### WHAT THIS TASK INVOLVES
The reply should return the data in full, exactly as written.

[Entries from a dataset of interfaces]
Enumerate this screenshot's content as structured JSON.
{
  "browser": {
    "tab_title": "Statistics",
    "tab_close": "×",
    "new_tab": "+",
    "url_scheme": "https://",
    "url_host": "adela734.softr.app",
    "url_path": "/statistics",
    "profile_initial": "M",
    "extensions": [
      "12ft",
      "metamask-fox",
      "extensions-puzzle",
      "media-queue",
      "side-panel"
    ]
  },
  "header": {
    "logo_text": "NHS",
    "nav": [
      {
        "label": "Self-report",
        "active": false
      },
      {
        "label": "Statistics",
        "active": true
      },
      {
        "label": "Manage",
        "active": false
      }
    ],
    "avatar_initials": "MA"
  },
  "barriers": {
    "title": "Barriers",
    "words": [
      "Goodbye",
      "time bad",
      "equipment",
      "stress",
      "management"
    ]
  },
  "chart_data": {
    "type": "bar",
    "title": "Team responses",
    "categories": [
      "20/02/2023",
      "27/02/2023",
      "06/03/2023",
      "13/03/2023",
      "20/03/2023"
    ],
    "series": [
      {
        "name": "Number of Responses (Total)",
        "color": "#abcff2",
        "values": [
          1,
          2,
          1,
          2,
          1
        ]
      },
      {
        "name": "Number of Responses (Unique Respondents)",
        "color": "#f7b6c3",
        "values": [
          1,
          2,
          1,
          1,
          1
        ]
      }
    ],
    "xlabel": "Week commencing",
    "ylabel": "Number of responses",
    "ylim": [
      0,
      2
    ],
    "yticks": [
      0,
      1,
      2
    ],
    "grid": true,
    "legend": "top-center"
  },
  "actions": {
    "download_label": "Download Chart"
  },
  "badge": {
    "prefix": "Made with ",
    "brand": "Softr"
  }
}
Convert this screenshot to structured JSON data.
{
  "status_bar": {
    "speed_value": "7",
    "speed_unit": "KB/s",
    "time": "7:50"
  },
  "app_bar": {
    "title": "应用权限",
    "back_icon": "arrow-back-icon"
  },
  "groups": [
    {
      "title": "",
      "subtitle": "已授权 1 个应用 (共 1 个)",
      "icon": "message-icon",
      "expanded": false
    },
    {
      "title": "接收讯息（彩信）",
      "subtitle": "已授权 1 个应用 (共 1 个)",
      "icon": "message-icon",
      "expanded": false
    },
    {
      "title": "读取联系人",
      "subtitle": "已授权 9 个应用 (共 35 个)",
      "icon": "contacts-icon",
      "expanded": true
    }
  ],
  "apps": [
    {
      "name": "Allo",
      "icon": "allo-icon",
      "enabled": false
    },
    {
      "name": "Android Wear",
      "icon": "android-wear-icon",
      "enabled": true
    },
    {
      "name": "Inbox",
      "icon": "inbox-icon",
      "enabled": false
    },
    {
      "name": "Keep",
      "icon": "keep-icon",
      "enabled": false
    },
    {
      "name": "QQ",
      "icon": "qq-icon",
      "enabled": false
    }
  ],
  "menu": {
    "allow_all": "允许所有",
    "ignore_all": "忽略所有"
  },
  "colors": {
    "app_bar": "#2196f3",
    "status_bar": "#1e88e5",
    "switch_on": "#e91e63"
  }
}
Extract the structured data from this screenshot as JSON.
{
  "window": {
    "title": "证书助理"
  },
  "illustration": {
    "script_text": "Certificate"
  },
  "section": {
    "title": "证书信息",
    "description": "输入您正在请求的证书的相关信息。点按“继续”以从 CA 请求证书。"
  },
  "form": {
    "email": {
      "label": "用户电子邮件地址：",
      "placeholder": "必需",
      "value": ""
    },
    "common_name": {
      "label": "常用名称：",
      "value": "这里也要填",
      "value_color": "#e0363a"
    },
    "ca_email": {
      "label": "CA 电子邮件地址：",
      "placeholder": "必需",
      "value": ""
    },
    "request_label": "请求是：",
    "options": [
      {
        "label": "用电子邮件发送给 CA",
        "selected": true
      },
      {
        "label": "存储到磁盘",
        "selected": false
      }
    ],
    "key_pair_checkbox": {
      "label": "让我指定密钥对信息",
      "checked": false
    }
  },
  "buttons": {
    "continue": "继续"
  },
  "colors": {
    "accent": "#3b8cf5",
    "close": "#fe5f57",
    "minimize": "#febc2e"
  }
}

### ANSWER AREA
Enumerate this screenshot's content as structured JSON.
{
  "browser": {
    "tab_title": "Statistics",
    "tab_close": "×",
    "new_tab": "+",
    "url_scheme": "https://",
    "url_host": "adela734.softr.app",
    "url_path": "/statistics",
    "profile_initial": "M",
    "extensions": [
      "12ft",
      "metamask-fox",
      "extensions-puzzle",
      "media-queue",
      "side-panel"
    ]
  },
  "header": {
    "logo_text": "NHS",
    "nav": [
      {
        "label": "Self-report",
        "active": false
      },
      {
        "label": "Statistics",
        "active": true
      },
      {
        "label": "Manage",
        "active": false
      }
    ],
    "avatar_initials": "MA"
  },
  "barriers": {
    "title": "Barriers",
    "words": [
      "Goodbye",
      "time bad",
      "equipment",
      "stress",
      "management"
    ]
  },
  "chart_data": {
    "type": "bar",
    "title": "Team responses",
    "categories": [
      "20/02/2023",
      "27/02/2023",
      "06/03/2023",
      "13/03/2023",
      "20/03/2023"
    ],
    "series": [
      {
        "name": "Number of Responses (Total)",
        "color": "#abcff2",
        "values": [
          1,
          2,
          1,
          2,
          1
        ]
      },
      {
        "name": "Number of Responses (Unique Respondents)",
        "color": "#f7b6c3",
        "values": [
          1,
          2,
          1,
          1,
          1
        ]
      }
    ],
    "xlabel": "Week commencing",
    "ylabel": "Number of responses",
    "ylim": [
      0,
      2
    ],
    "yticks": [
      0,
      1,
      2
    ],
    "grid": true,
    "legend": "top-center"
  },
  "actions": {
    "download_label": "Download Chart"
  },
  "badge": {
    "prefix": "Made with ",
    "brand": "Softr"
  }
}
Convert this screenshot to structured JSON data.
{
  "status_bar": {
    "speed_value": "7",
    "speed_unit": "KB/s",
    "time": "7:50"
  },
  "app_bar": {
    "title": "应用权限",
    "back_icon": "arrow-back-icon"
  },
  "groups": [
    {
      "title": "",
      "subtitle": "已授权 1 个应用 (共 1 个)",
      "icon": "message-icon",
      "expanded": false
    },
    {
      "title": "接收讯息（彩信）",
      "subtitle": "已授权 1 个应用 (共 1 个)",
      "icon": "message-icon",
      "expanded": false
    },
    {
      "title": "读取联系人",
      "subtitle": "已授权 9 个应用 (共 35 个)",
      "icon": "contacts-icon",
      "expanded": true
    }
  ],
  "apps": [
    {
      "name": "Allo",
      "icon": "allo-icon",
      "enabled": false
    },
    {
      "name": "Android Wear",
      "icon": "android-wear-icon",
      "enabled": true
    },
    {
      "name": "Inbox",
      "icon": "inbox-icon",
      "enabled": false
    },
    {
      "name": "Keep",
      "icon": "keep-icon",
      "enabled": false
    },
    {
      "name": "QQ",
      "icon": "qq-icon",
      "enabled": false
    }
  ],
  "menu": {
    "allow_all": "允许所有",
    "ignore_all": "忽略所有"
  },
  "colors": {
    "app_bar": "#2196f3",
    "status_bar": "#1e88e5",
    "switch_on": "#e91e63"
  }
}
Extract the structured data from this screenshot as JSON.
{
  "window": {
    "title": "证书助理"
  },
  "illustration": {
    "script_text": "Certificate"
  },
  "section": {
    "title": "证书信息",
    "description": "输入您正在请求的证书的相关信息。点按“继续”以从 CA 请求证书。"
  },
  "form": {
    "email": {
      "label": "用户电子邮件地址：",
      "placeholder": "必需",
      "value": ""
    },
    "common_name": {
      "label": "常用名称：",
      "value": "这里也要填",
      "value_color": "#e0363a"
    },
    "ca_email": {
      "label": "CA 电子邮件地址：",
      "placeholder": "必需",
      "value": ""
    },
    "request_label": "请求是：",
    "options": [
      {
        "label": "用电子邮件发送给 CA",
        "selected": true
      },
      {
        "label": "存储到磁盘",
        "selected": false
      }
    ],
    "key_pair_checkbox": {
      "label": "让我指定密钥对信息",
      "checked": false
    }
  },
  "buttons": {
    "continue": "继续"
  },
  "colors": {
    "accent": "#3b8cf5",
    "close": "#fe5f57",
    "minimize": "#febc2e"
  }
}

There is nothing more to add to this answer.